Franklin was to face new challenges in the post-WWI era apart from those usually associated with simply improving the breed; motorcycle sales fell precipitously in those years and the designs had to change not just to increase speed and power, but to make motorcycles more salable. Franklin started with a clean sheet of paper and the result was the new Scout.
The 1920 Scout would feature an all-new 600cc (37ci) side-valve, twin-cam unit construction engine, reversing the long trend of ever-increasing displacement and weight, double cradle frame, helical gear primary drive and, perhaps most important, reliable power in an affordable, lightweight package.
The success of the Scout quickly spawned release of the 1,000cc Chief in 1923, which featured many of the same innovations of the Scout and then some. Both bikes were clearly removed from the motorized bicycle of the industry’s early days—thanks to Franklin’s pioneering work.
The story is told with insight and detail, not generally available without extensive research in many now very hard-to-find resources, but all brought together in this single truly remarkable volume. The four co-authors Harry V. Sucher, Tim Pickering, Liam Diamond, and Harry Havelin create a story that is encyclopedic in depth and detail, yet engaging and enjoyable to read.
Other books reviewed by Ultimate Motorcycling that are part of the Veloce Classic Reprint Series:
- Edward Turner-the Man Behind the Motorcycles
- Motorcycle Apprentice
- The Triumph Speed Twin and Thunderbird Bible
- Title: Franklin’s Indians Irish Motorcycle Racer Charles Franklin, Designer of the Indian Scout & Chief
- Co-authors: Harry V. Sucher, Tim Pickering, Liam Diamond, Harry Havelin
- Published: First published by Panther Publishing 2011. Published Feb. 2018 by Veloce Publishing. Paperback. 334 pages. Measures 7.5” x 9.75.” 160 color and B/W images. Part of the Veloce Classic Reprint Series.
- Publisher: Veloce Publishing, Parkway Farm Business Park, Middle Farm Way, Poundbury, Dorchester, DT1 3AR, England. Distributed in North America by Quarto Publishing Group, USA. Contact Quarto via e-mail at: firstname.lastname@example.org, by phone: 1-612-344-8100 and online at: www.quartoknows.com.

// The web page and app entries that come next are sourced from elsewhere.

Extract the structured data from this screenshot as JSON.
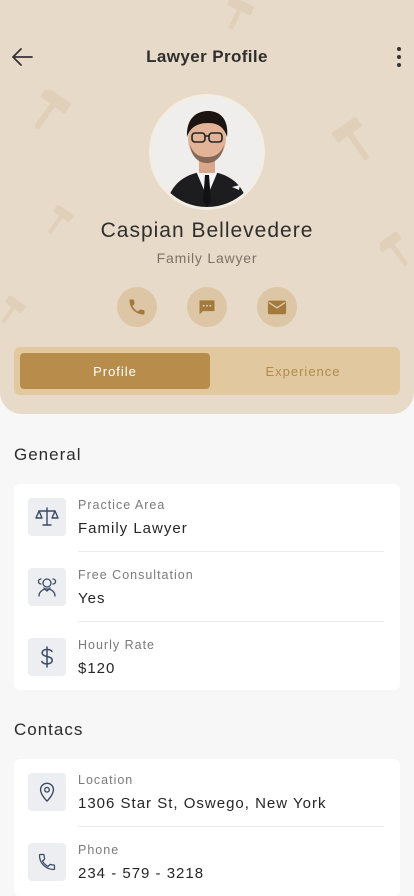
{
  "colors": {
    "hero_bg": "#e7dac8",
    "accent": "#b88d4c",
    "accent_light": "#e2c89f",
    "icon_box_bg": "#eceef2",
    "icon_color": "#3b4a66"
  },
  "header": {
    "title": "Lawyer Profile",
    "back_icon": "arrow-left-icon",
    "menu_icon": "more-vertical-icon"
  },
  "profile": {
    "name": "Caspian Bellevedere",
    "role": "Family Lawyer",
    "actions": [
      {
        "icon": "phone-icon"
      },
      {
        "icon": "message-icon"
      },
      {
        "icon": "mail-icon"
      }
    ]
  },
  "tabs": [
    {
      "label": "Profile",
      "active": true
    },
    {
      "label": "Experience",
      "active": false
    }
  ],
  "general": {
    "title": "General",
    "items": [
      {
        "label": "Practice Area",
        "value": "Family Lawyer",
        "icon": "scales-icon"
      },
      {
        "label": "Free Consultation",
        "value": "Yes",
        "icon": "consultation-icon"
      },
      {
        "label": "Hourly Rate",
        "value": "$120",
        "icon": "dollar-icon"
      }
    ]
  },
  "contacts": {
    "title": "Contacs",
    "items": [
      {
        "label": "Location",
        "value": "1306 Star St, Oswego, New York",
        "icon": "location-pin-icon"
      },
      {
        "label": "Phone",
        "value": "234 - 579 - 3218",
        "icon": "phone-icon"
      }
    ]
  }
}
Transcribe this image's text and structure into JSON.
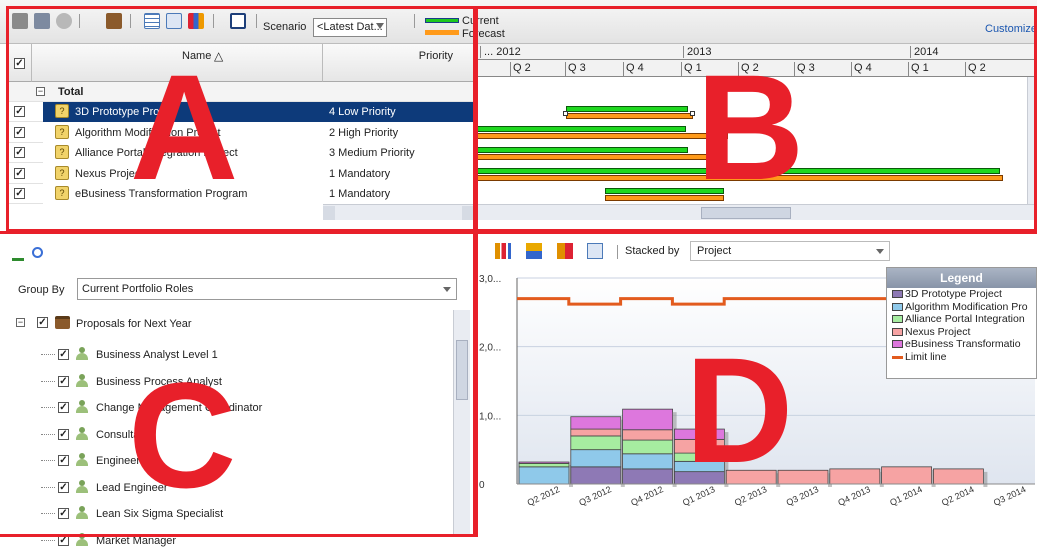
{
  "toolbar": {
    "scenario_label": "Scenario",
    "scenario_value": "<Latest Dat...",
    "legend_current": "Current",
    "legend_forecast": "Forecast",
    "customize_link": "Customize",
    "icons": [
      "save-icon",
      "save-as-icon",
      "disabled-icon",
      "briefcase-add-icon",
      "grid-icon",
      "table-icon",
      "chart-icon",
      "fit-icon"
    ]
  },
  "grid": {
    "col_name": "Name",
    "col_name_sort": "△",
    "col_priority": "Priority",
    "total_label": "Total",
    "rows": [
      {
        "name": "3D Prototype Project",
        "priority": "4 Low Priority",
        "selected": true
      },
      {
        "name": "Algorithm Modification Project",
        "priority": "2 High Priority",
        "selected": false
      },
      {
        "name": "Alliance Portal Integration Project",
        "priority": "3 Medium Priority",
        "selected": false
      },
      {
        "name": "Nexus Project",
        "priority": "1 Mandatory",
        "selected": false
      },
      {
        "name": "eBusiness Transformation Program",
        "priority": "1 Mandatory",
        "selected": false
      }
    ]
  },
  "gantt": {
    "years": [
      "... 2012",
      "2013",
      "2014"
    ],
    "quarters": [
      "Q 2",
      "Q 3",
      "Q 4",
      "Q 1",
      "Q 2",
      "Q 3",
      "Q 4",
      "Q 1",
      "Q 2"
    ]
  },
  "panel_c": {
    "group_by_label": "Group By",
    "group_by_value": "Current Portfolio Roles",
    "root_label": "Proposals for Next Year",
    "roles": [
      "Business Analyst Level 1",
      "Business Process Analyst",
      "Change Management Coordinator",
      "Consultant",
      "Engineer",
      "Lead Engineer",
      "Lean Six Sigma Specialist",
      "Market Manager"
    ]
  },
  "panel_d": {
    "stacked_by_label": "Stacked by",
    "stacked_by_value": "Project",
    "legend_title": "Legend",
    "legend_items": [
      {
        "label": "3D Prototype Project",
        "color": "#8e79b5"
      },
      {
        "label": "Algorithm Modification Pro",
        "color": "#8fc9ea"
      },
      {
        "label": "Alliance Portal Integration",
        "color": "#a6eca0"
      },
      {
        "label": "Nexus Project",
        "color": "#f6a3a3"
      },
      {
        "label": "eBusiness Transformatio",
        "color": "#dd77dd"
      },
      {
        "label": "Limit line",
        "color": "#e25b1e"
      }
    ]
  },
  "chart_data": {
    "type": "bar",
    "stacked": true,
    "categories": [
      "Q2 2012",
      "Q3 2012",
      "Q4 2012",
      "Q1 2013",
      "Q2 2013",
      "Q3 2013",
      "Q4 2013",
      "Q1 2014",
      "Q2 2014",
      "Q3 2014"
    ],
    "yticks": [
      "0",
      "1,0...",
      "2,0...",
      "3,0..."
    ],
    "ylim": [
      0,
      3.0
    ],
    "series": [
      {
        "name": "3D Prototype Project",
        "color": "#8e79b5",
        "values": [
          0,
          0.25,
          0.22,
          0.18,
          0,
          0,
          0,
          0,
          0,
          0
        ]
      },
      {
        "name": "Algorithm Modification Pro",
        "color": "#8fc9ea",
        "values": [
          0.25,
          0.25,
          0.22,
          0.15,
          0,
          0,
          0,
          0,
          0,
          0
        ]
      },
      {
        "name": "Alliance Portal Integration",
        "color": "#a6eca0",
        "values": [
          0.05,
          0.2,
          0.2,
          0.12,
          0,
          0,
          0,
          0,
          0,
          0
        ]
      },
      {
        "name": "Nexus Project",
        "color": "#f6a3a3",
        "values": [
          0,
          0.1,
          0.15,
          0.2,
          0.2,
          0.2,
          0.22,
          0.25,
          0.22,
          0
        ]
      },
      {
        "name": "eBusiness Transformatio",
        "color": "#dd77dd",
        "values": [
          0.02,
          0.18,
          0.3,
          0.15,
          0,
          0,
          0,
          0,
          0,
          0
        ]
      }
    ],
    "limit_line": [
      2.7,
      2.62,
      2.7,
      2.62,
      2.7,
      2.7,
      2.7,
      2.7,
      2.7,
      2.7
    ]
  }
}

- ISBN: 978-1-787112-23-0 MSRP: U.S. $50.00 U.K. £30.00 CAN $65.00